The first public screening of “A Wrinkle in Time” took place on Saturday in Compton, and the movie represents the first major studio big-budget release directed by a woman of color: Ava DuVernay.
It’s also one of a handful of $100 million-plus movies to receive California’s film and TV tax credit: $18.1 million.
The MPAA on Saturday released figures, compiled by The Walt Disney Co., on the economic impact of the film. The trade association says that it contributed more than $40.2 million in wages to nearly 4,000 local workers, and generated $110 million in economic activity.
The movie was on location for 200 days, including in Sequoia Park in Eureka. According to the MPAA, the production spent more than $14.3 million on local rentals and the purchase of set decoration and production supplies; $1.3 million on transportation, such as truck and car rentals; $980,000 on catering; $980,000 on wardrobe and dry cleaning; and $350,000 on lodging.
The tax incentive program was expanded in 2015 in part to try to bring more big-budget features to California, which had disappeared to other states like Georgia and countries like Australia and Great Britain.

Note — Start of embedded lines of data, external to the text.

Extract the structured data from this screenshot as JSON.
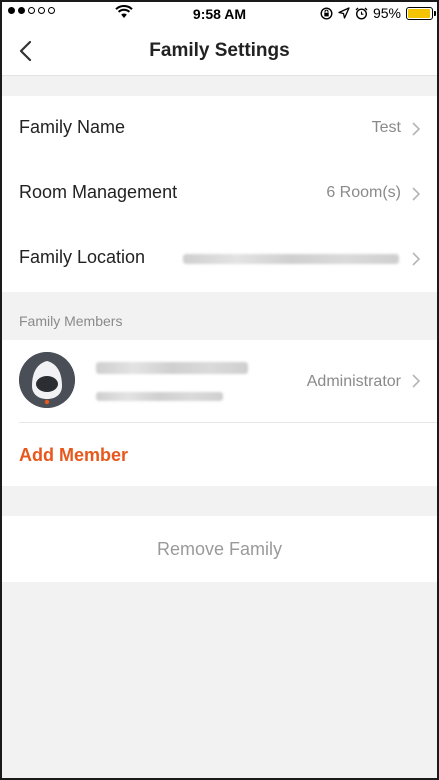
{
  "status_bar": {
    "time": "9:58 AM",
    "battery": "95%",
    "battery_level": 0.95,
    "signal_icons": [
      "signal-dots-icon",
      "wifi-icon"
    ],
    "right_icons": [
      "orientation-lock-icon",
      "location-arrow-icon",
      "alarm-icon",
      "battery-icon"
    ]
  },
  "navbar": {
    "title": "Family Settings",
    "back_icon": "chevron-left-icon"
  },
  "settings": {
    "family_name": {
      "label": "Family Name",
      "value": "Test"
    },
    "room_management": {
      "label": "Room Management",
      "value": "6 Room(s)"
    },
    "family_location": {
      "label": "Family Location",
      "value": ""
    }
  },
  "members": {
    "header": "Family Members",
    "items": [
      {
        "name": "",
        "account": "",
        "role": "Administrator",
        "avatar_icon": "robot-avatar-icon"
      }
    ],
    "add_label": "Add Member"
  },
  "remove_family": {
    "label": "Remove Family"
  },
  "colors": {
    "accent": "#e8581c",
    "background": "#f2f2f2",
    "secondary_text": "#8a8a8a",
    "battery": "#f5c400"
  }
}
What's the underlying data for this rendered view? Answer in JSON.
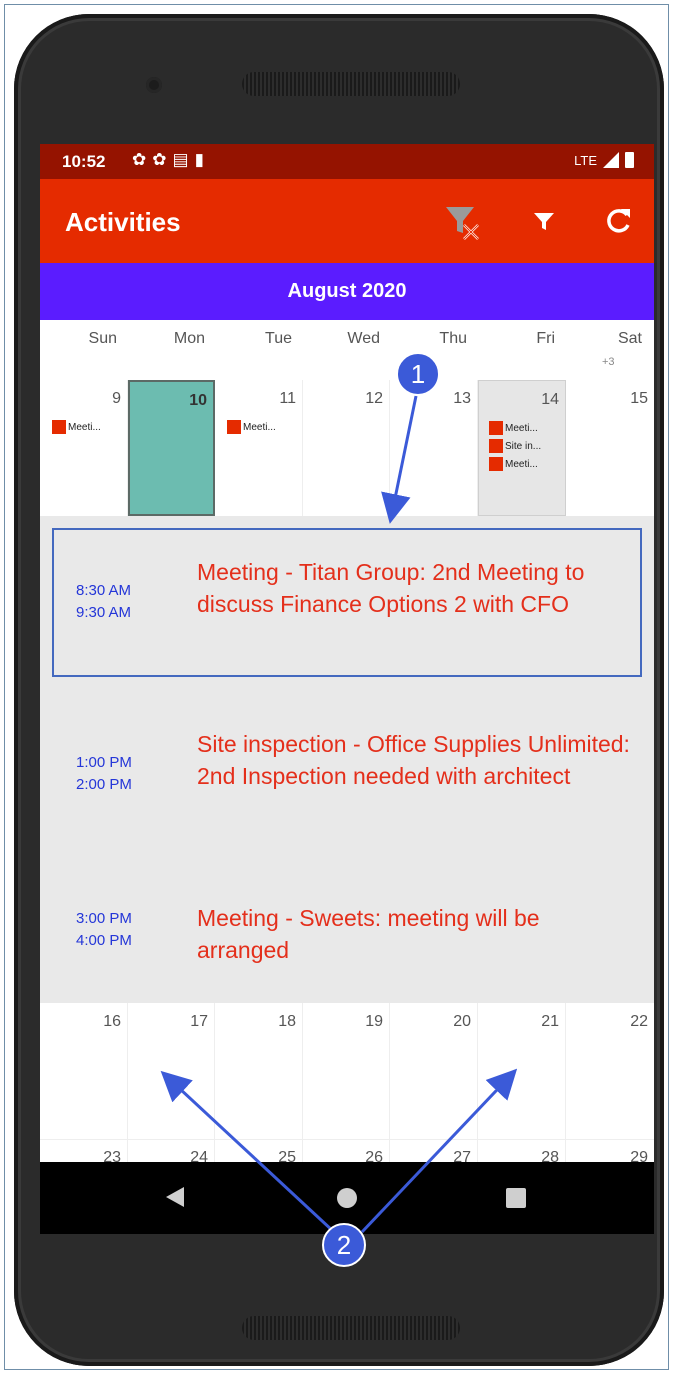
{
  "status_bar": {
    "time": "10:52",
    "icons": [
      "gear-icon",
      "gear-icon",
      "card-icon",
      "sd-card-icon"
    ],
    "network": "LTE"
  },
  "toolbar": {
    "title": "Activities",
    "actions": [
      "clear-filter-icon",
      "filter-icon",
      "refresh-icon"
    ]
  },
  "calendar": {
    "month": "August 2020",
    "weekdays": [
      "Sun",
      "Mon",
      "Tue",
      "Wed",
      "Thu",
      "Fri",
      "Sat"
    ],
    "more_count": "+3",
    "week1": {
      "days": [
        "9",
        "10",
        "11",
        "12",
        "13",
        "14",
        "15"
      ],
      "events_sun": [
        "Meeti..."
      ],
      "events_tue": [
        "Meeti..."
      ],
      "events_fri": [
        "Meeti...",
        "Site in...",
        "Meeti..."
      ]
    },
    "week2": {
      "days": [
        "16",
        "17",
        "18",
        "19",
        "20",
        "21",
        "22"
      ]
    },
    "week3": {
      "days": [
        "23",
        "24",
        "25",
        "26",
        "27",
        "28",
        "29"
      ]
    }
  },
  "agenda": [
    {
      "start": "8:30 AM",
      "end": "9:30 AM",
      "description": "Meeting  -  Titan Group: 2nd Meeting to discuss Finance Options 2 with CFO"
    },
    {
      "start": "1:00 PM",
      "end": "2:00 PM",
      "description": "Site inspection  -  Office Supplies Unlimited: 2nd Inspection needed with architect"
    },
    {
      "start": "3:00 PM",
      "end": "4:00 PM",
      "description": "Meeting  -  Sweets: meeting will be arranged"
    }
  ],
  "callouts": {
    "one": "1",
    "two": "2"
  },
  "colors": {
    "status_bar": "#951300",
    "toolbar": "#e52b00",
    "month_header": "#5b1cff",
    "today": "#6cbcb0",
    "event_chip": "#e52b00",
    "agenda_time": "#2436d8",
    "agenda_text": "#e42f1b",
    "callout": "#3b5ad8"
  }
}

In that respect, the program has had some success, but it also will face renewal in the not-too-distant future. The $330 million per year in incentives expire on June 30, 2020. Gov. Jerry Brown (D-Calif.) took some convincing to expand the credit in 2014, and the outlook for further renewal or expansion may depend on the state’s budget picture in two years.
In the past decade, there has been a bonanza of state and local film credits being offered to productions, and there has been an effort in Florida to restart a program there. But incentives offered in West Virginia were recently eliminated, and Kentucky may be phasing out its program as well.